Members of Amazon’s premium service Amazon Prime bought slightly more of their online groceries at Walmart this year, making the retail giant the top online grocery retailer for the first time, according to market analyst Coresight Research.
The data analytics firm’s “US Online Grocery Survey 2023: Insights into Shopper Behaviors, Quick Commerce and Meal Kits” is an annual review of industry data points such as percentage of online spending, grocery delivery rates and trends in meal-kit subscription services.
The study found that 60% of Prime members made some of their online grocery purchases at Walmart, while 55.2% turned to Amazon. That’s followed by Target at 24.2%, Sam’s Club at 20.5%, Costco at 17.9%, Kroger banners at 16.3% and Whole Foods at 13.5%.
Walmart’s share of online grocery shoppers grew 9.3 percentage points year over year, with almost 60% of shoppers buying from the big-box retailer. Amazon ranked second but dropped 3.6 percentage points to 48% of shoppers.
Target also experienced a year-over-year decline in online shoppers, dropping 1.6 percentage points to 23.9%, but maintaining its position as the third largest in the survey. Target and Amazon were the only two retailers to see a decline in online shoppers from the previous year.
Meanwhile, Kroger ranked as the top pure-play grocer in the survey, capturing 15.8% of shoppers, an increase of 2.2 percentage points year over year.
Coresight attributed the trend of consumers expanding their online shopping habits to greater competition in the online marketplace, particularly from Walmart, which launched its own membership service, Walmart+, and its delivery service, Walmart Express, both in 2020.

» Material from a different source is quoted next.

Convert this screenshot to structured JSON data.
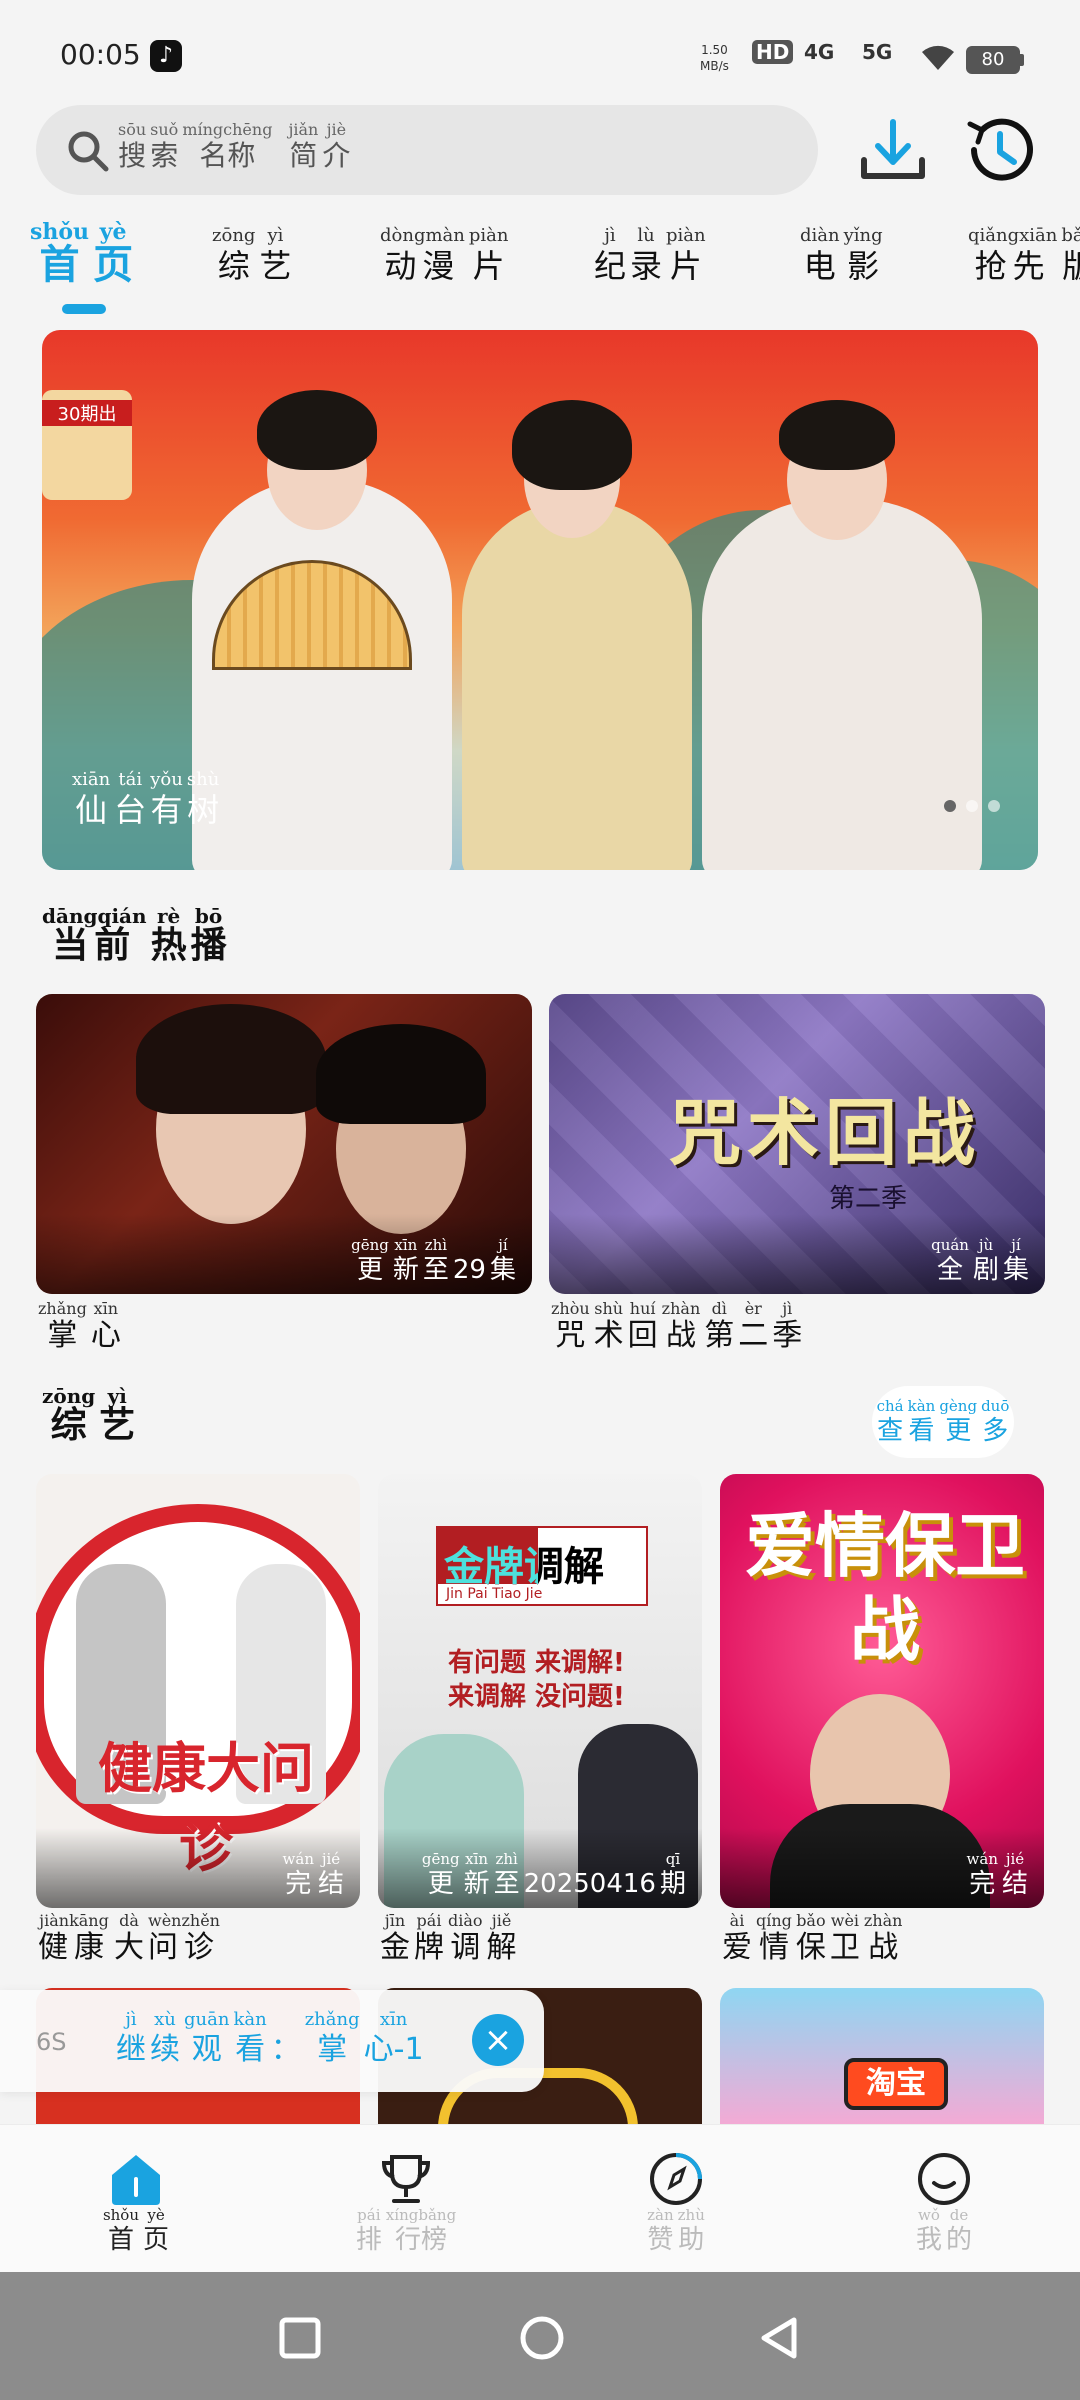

“The increased competition has provided consumers with more options and led to a consistent decline in the percentage of Prime members shopping for groceries via Amazon,” the report noted.
Walmart’s online sales success is due to a high penetration of omnichannel shoppers, according to the report, which shows an approximately 2-to-1 ratio of in-store shoppers (71.6%) to online shoppers (36.1%). That’s compared to Target at 2.5-to-1, Sam’s Club at 2.1-to-1, Costco 2.6.-to-1 and Kroger banners at 2.8-to-1.
Aldi had the lowest penetration of omnichannel shoppers of the 15 grocers considered, with 28.9% of respondents saying they shop in-store and 7.4% online, for a ratio of 3.9-to-1.
The study also shows slowing growth in the U.S. online food and beverage markets, with sales up 15.1% year over year, compared to 16.5% growth in 2022. “Looking forward, we estimate that the food and beverage e-commerce penetration rate will increase to 9.1% by 2027, versus 6.1% in 2022, benchmarked to projected food retail spending data from the Bureau of Economic Analysis (BEA),” the report noted.
But online sales were up substantially for respondents who did all or most of their grocery shopping online. That statistic jumped to 41% this year, compared to 28.3% in 2022. Delivery of those groceries was also more popular among shoppers, at about 50% versus those who picked up their orders at 47%, the report noted.
Online shoppers were also inclined to try a meal kit service over the last year, with 42% reporting that they had at least tried one. That market was led by HelloFresh, which captured 59.3% of subscribers.